Kimberley Taylor, 27, has been fighting alongside the Women’s Protection Units (YPJ), an all-female affiliate of the People’s Protection Units (YPG), in Syrian Kurdistan. She is part of the ‘Rojava revolution’, a left-wing Kurdish movement in northern Syria.

Taylor, from Liverpool, claims her mother, father, stepfather and sister have been visited by counterterrorism police at their homes in Prescot and Chorley.

Their laptops and phones were confiscated and have still not been returned, a month after they were seized, says Taylor, who also goes by the name Zilan Dilmar.

“One month later, [police] still haven’t been given anything back.
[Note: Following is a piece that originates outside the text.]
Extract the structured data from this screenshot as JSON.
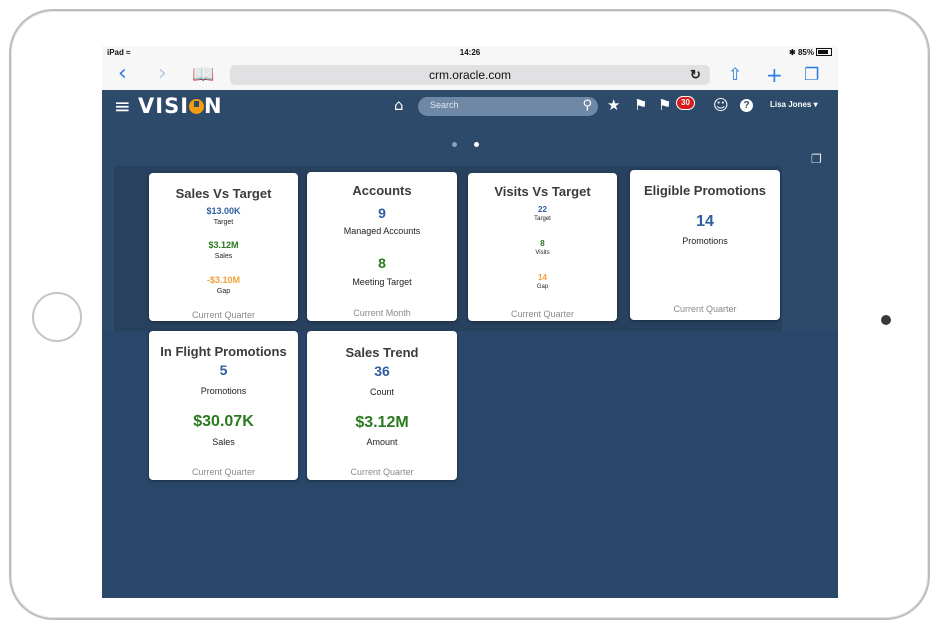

This means that we haven’t been able to have contact for all this time and their stress levels about my safety must be sky high,” she told the BBC.

“My family are now not only afraid for my safety … they are now also afraid for their own safety from the British establishment, which they do not see the reasons or aims behind,” Taylor, a former University of Liverpool math student, added.

“Their actions aren’t justified at all. The British establishment are playing political games. This is not about controlling terrorist threats, this is about frightening people who want to change for the world and Britain too.”

A government spokesperson said those who travel abroad in order to participate in conflicts could face prosecution when they return to the UK.

The Metropolitan Police has warned that anyone who travel to Syria to fight could be arrested and questioned when they return. The Home Office said it could not comment on police operations.

Taylor traveled to the front line in October and is involved in the push towards Raqqa, IS’s de facto capital in Syria. As part of the YPJ’s combat media team, her primary job is to record the militia’s operations, write battle reports and take photos of the action.

Speaking to British media last month, Taylor said: “I’m willing to give my life for this. It’s for the whole world, for humanity and all oppressed people, everywhere.

“It’s not just [IS’s] killing and raping. It’s systematic mental and physical torture on a scale we can’t imagine.”

While Taylor is the first known woman from the UK to reach Syria to join the fight against IS, numerous men have already done so.

In January, it emerged Ryan Lock was killed during a battle in December while volunteering for the YPG.